Why This is Important
Vocabulary is the child’s’ knowledge of and memory for word meanings. A strong vocabulary improves all areas of communication— listening, speaking, reading, and writing.
Goals for Strong Readers
- Learn and use new words through various activities.
- Build a large receptive vocabulary (words children understand while reading or listening).
- Enhance expressive vocabulary (words children know well enough to use in speaking and writing).
Watch a favorite movies and/or television shows with your child with a focus on listening for big words to start using at home. Add these words into your everyday conversations with your child. Example: Do you remember how in Power Rangers they morphed, and that meant they changed into superheroes? Can you morph into your school clothes?
More Activities and Games
Use the Fry Sight Word List to get a list of vocabulary words to use with the Vocabulary Hot Potato and Vocabulary Checkers activities.
Call out a new or difficult word. Play music while passing the ball or another soft toy. Stop the music and have child holding the ball give a definition or example of the new word.
Write vocabulary words on sticky notes or small pieces of paper. Place the words on a checkerboard. Play checkers together. Give the definition of a word when you land on it. Use the word in a sentence to claim it.

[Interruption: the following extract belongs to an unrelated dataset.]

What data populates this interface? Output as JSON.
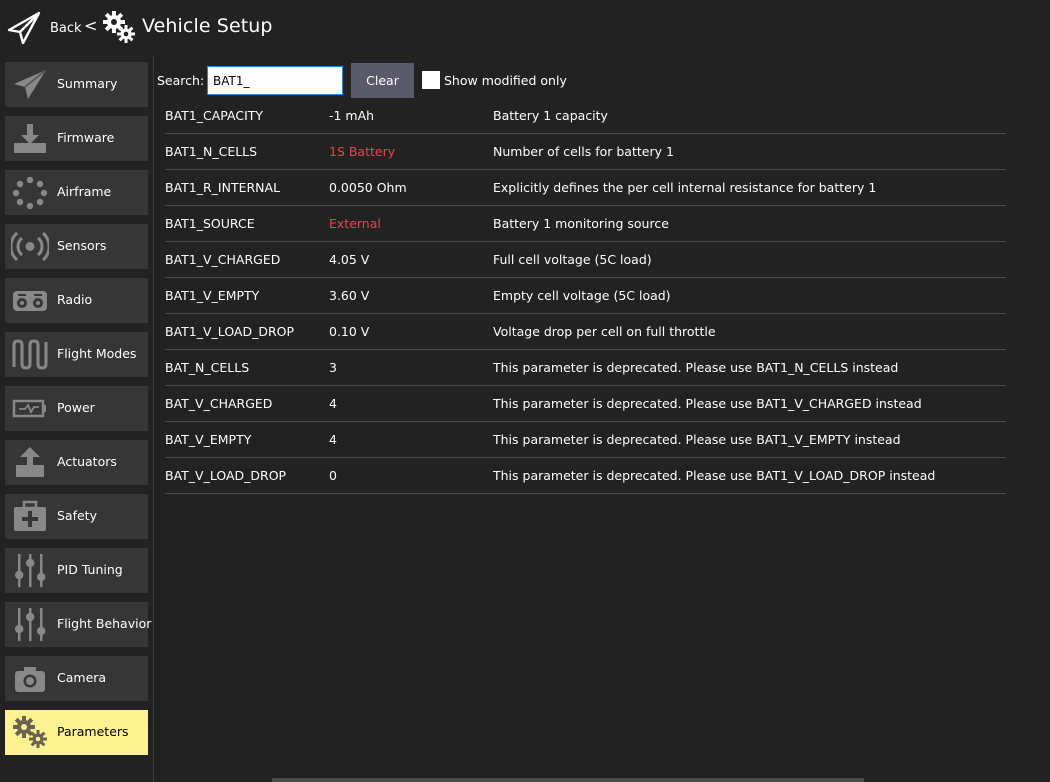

Choose an ingredient from your kitchen cabinet or refrigerator. Brainstorm as many words as you can to describe what the item looks like, feels like, tastes like, and sounds like. Discuss recipes that use this ingredient.